I stayed in the NICU, in the same hospital for over 20 years. Technology was always changing and there was never any lack of things to learn. That being said, we also were the last generation to get a pension, so as one approached the time when one could retire with the pension (at least 50, and and years of service plus age = 75), you stayed even when things were not perfect. I did switch to acute adult psych for 8 years in the same hospital, then retired. Nursing has changed, along with all of the of the working world.

I think it is becoming a norm. As jobs become more available with those with experience, people do move. I have been in a position to hire for the past 7 years and have seen becoming a trend. I do caution those who hop around because, I tend not to look at them as loyal. I always ask why they leave and they would always say career advancement. Most people take their first job anywhere because as new grads, it is hard for them to find their first nursing job. But for a long term career to move into leadership or to get in an area that is for long term, recruiter tend not to give those with multiple jobs in a short period of time a chance.

Nurses do seem to 'hop'....I can tell you that when I am perusing resumes' if a nurse hasn't been anywhere for at least a year, I shred it

PacoUSA, BSN, RN

Specializes in PCU / Telemetry. Has 9 years experience.

Nurses do seem to 'hop'....I can tell you that when I am perusing resumes' if a nurse hasn't been anywhere for at least a year, I shred it

You do make some exceptions for travel nurses I assume? Or do you make sure they have stayed with the same agency for at least a year?

Animaniacs, BSN, RN

Specializes in Med-Surg/Telemetry. Has 6 years experience.

this is an old topic, but i figure it's better than creating another one.

base on experience as an RN on the floor, i see many new nurses fresh out of school only work there for 1 year, sometimes less. I rarely see any nurses stick it out for 2 years. I know this one nurse, and I'm sure she's been at 4 different jobs in the last 5-6 years. It's good experience I suppose.

I've been a floor RN for 13 years. Is it such a bad thing to be in the same job for long time in an acute care hospital, especially being on the floor for that long? I know it's a jumping point for nurses to a more specialized area. Some people go to Surgery, Maternity/L&D, ICU, or ER just as an example and work there for a long time, but nobody stays on the floor. I wasn't really interested in working in management or being a supervisory role nurse. Is that really a bad thing to be in the same job? I'm the longest tenured RN in my department, seen so many people come and go. I feel like I'm an old relic despite the fact that I'm only 40.

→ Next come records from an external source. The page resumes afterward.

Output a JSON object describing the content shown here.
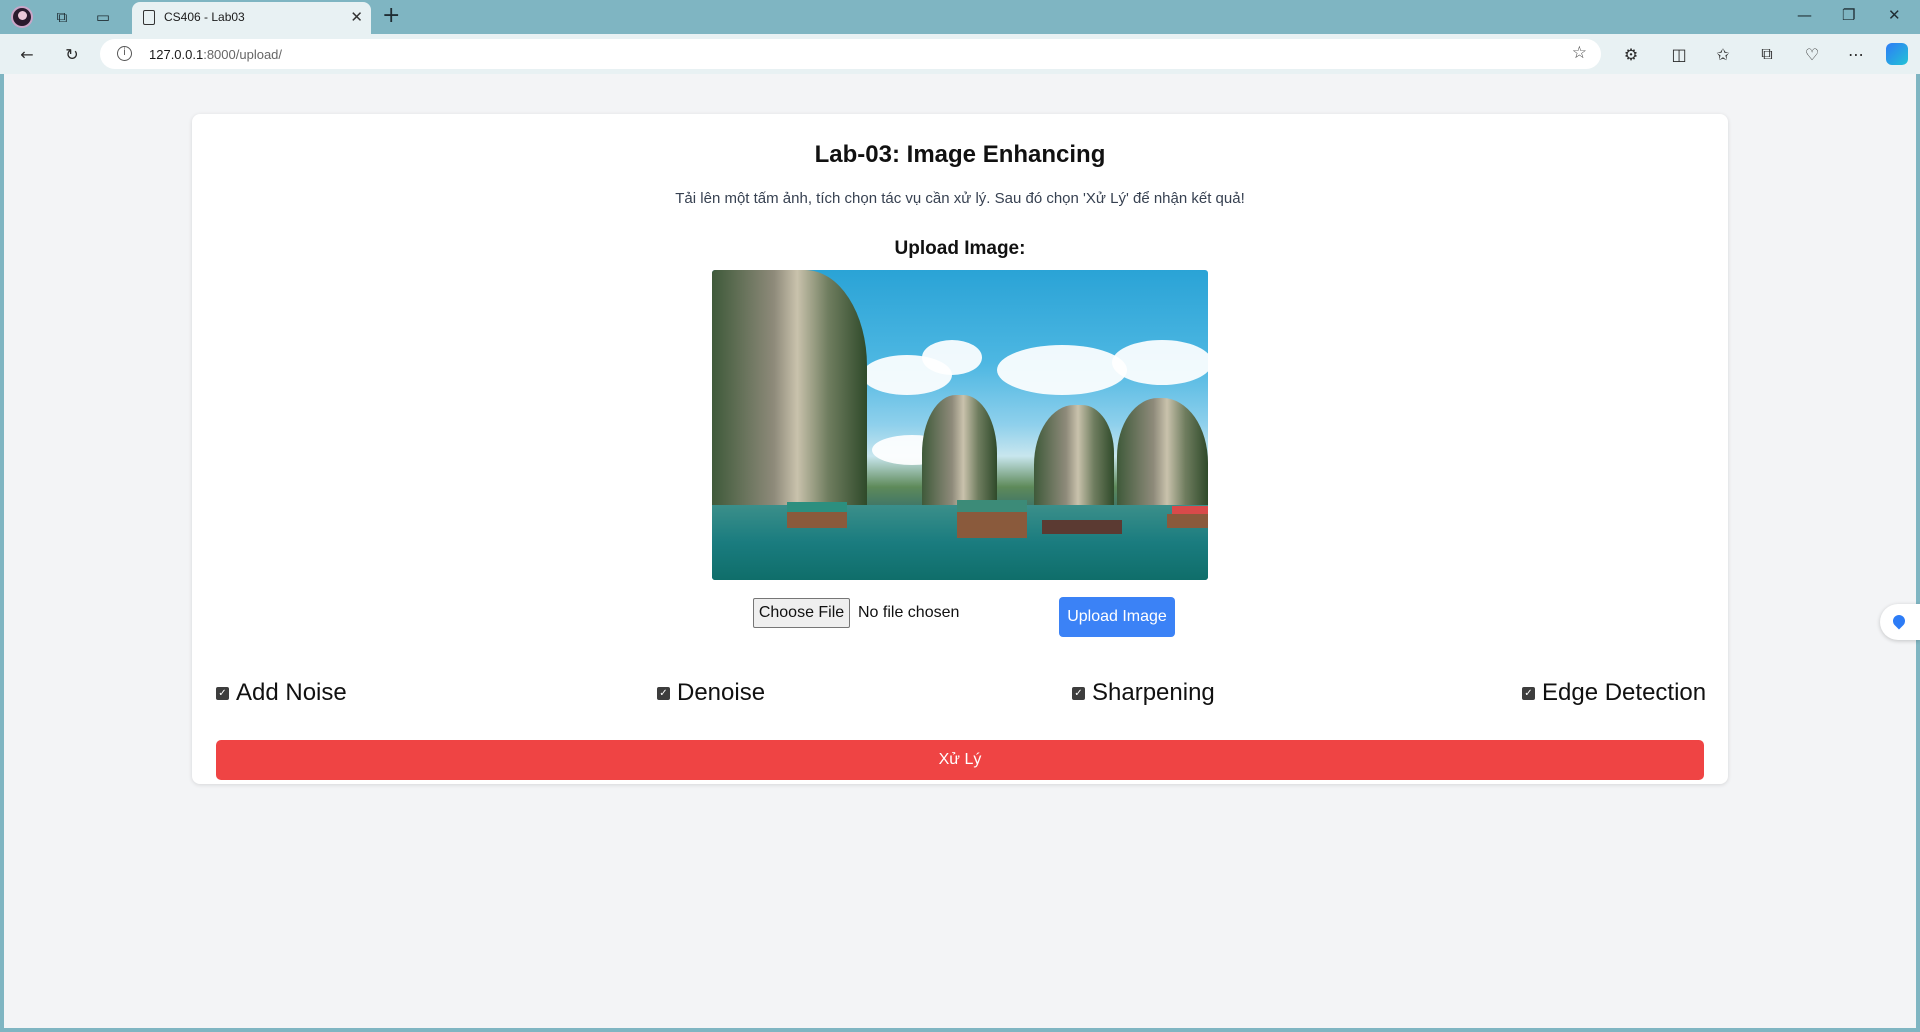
{
  "browser": {
    "tab_title": "CS406 - Lab03",
    "tab_close": "✕",
    "new_tab": "+",
    "url_host": "127.0.0.1",
    "url_rest": ":8000/upload/",
    "window": {
      "minimize": "—",
      "restore": "❐",
      "close": "✕"
    }
  },
  "page": {
    "heading": "Lab-03: Image Enhancing",
    "subtitle": "Tải lên một tấm ảnh, tích chọn tác vụ cần xử lý. Sau đó chọn 'Xử Lý' để nhận kết quả!",
    "upload_label": "Upload Image:",
    "file_button": "Choose File",
    "file_status": "No file chosen",
    "upload_button": "Upload Image",
    "options": [
      {
        "label": "Add Noise",
        "checked": true
      },
      {
        "label": "Denoise",
        "checked": true
      },
      {
        "label": "Sharpening",
        "checked": true
      },
      {
        "label": "Edge Detection",
        "checked": true
      }
    ],
    "process_button": "Xử Lý"
  },
  "colors": {
    "accent_blue": "#3b82f6",
    "process_red": "#ef4444",
    "browser_frame": "#7fb5c2"
  }
}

Nurse leaders are really pushing nurses to go for their masters. why? I don't want to go for my masters, I'm content with my bachelors. They push to take on a leadership role. Why? I'm content with just having my own patients and not dealing with staff personality. I just feel this pressure sometimes like what I'm doing is such a bad thing, and I don't know how to react to it.